• [GIVEN INFORMATION]:
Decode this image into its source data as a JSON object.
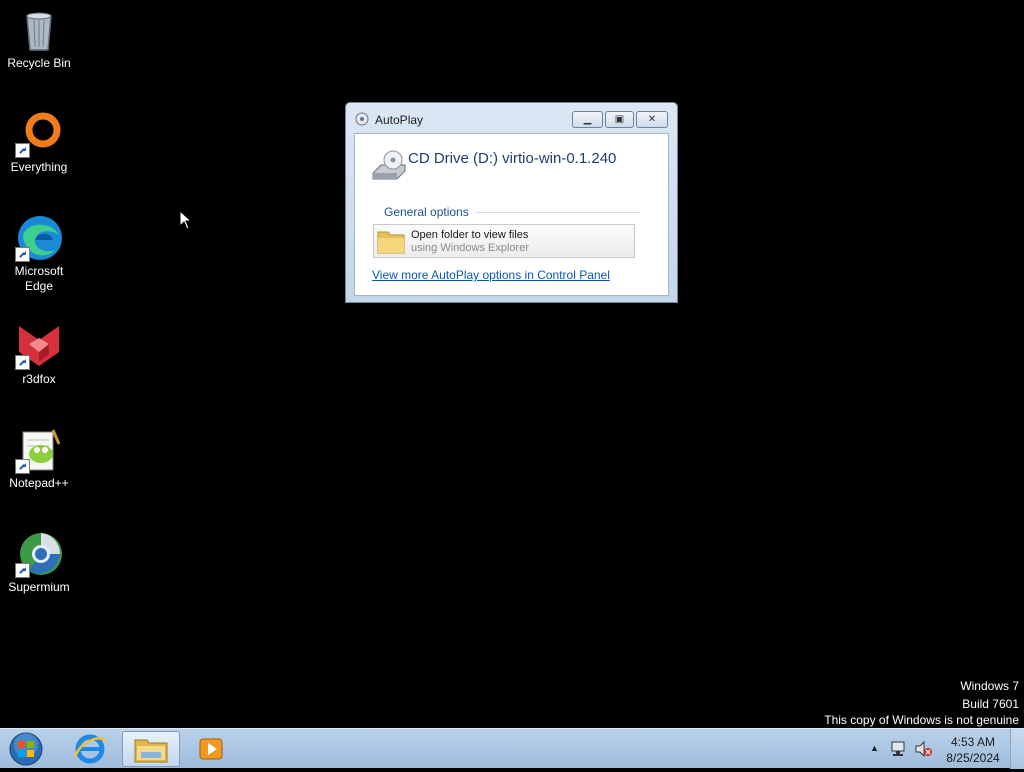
{
  "desktop": {
    "icons": [
      {
        "label": "Recycle Bin",
        "icon": "recycle-bin-icon"
      },
      {
        "label": "Everything",
        "icon": "everything-icon"
      },
      {
        "label": "Microsoft Edge",
        "icon": "edge-icon"
      },
      {
        "label": "r3dfox",
        "icon": "r3dfox-icon"
      },
      {
        "label": "Notepad++",
        "icon": "notepadpp-icon"
      },
      {
        "label": "Supermium",
        "icon": "supermium-icon"
      }
    ]
  },
  "autoplay": {
    "window_title": "AutoPlay",
    "drive_title": "CD Drive (D:) virtio-win-0.1.240",
    "section_label": "General options",
    "option": {
      "title": "Open folder to view files",
      "subtitle": "using Windows Explorer"
    },
    "control_panel_link": "View more AutoPlay options in Control Panel"
  },
  "watermark": {
    "line1": "Windows 7",
    "line2": "Build 7601",
    "line3": "This copy of Windows is not genuine"
  },
  "taskbar": {
    "items": [
      "start-button",
      "internet-explorer",
      "windows-explorer",
      "media-player"
    ],
    "clock": {
      "time": "4:53 AM",
      "date": "8/25/2024"
    }
  },
  "colors": {
    "desktop_bg": "#000000",
    "taskbar": "#a9c3e0",
    "link": "#0b55b6",
    "title_blue": "#1e3e73"
  }
}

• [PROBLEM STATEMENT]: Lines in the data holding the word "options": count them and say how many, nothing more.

• [TASK OUTPUT]: 2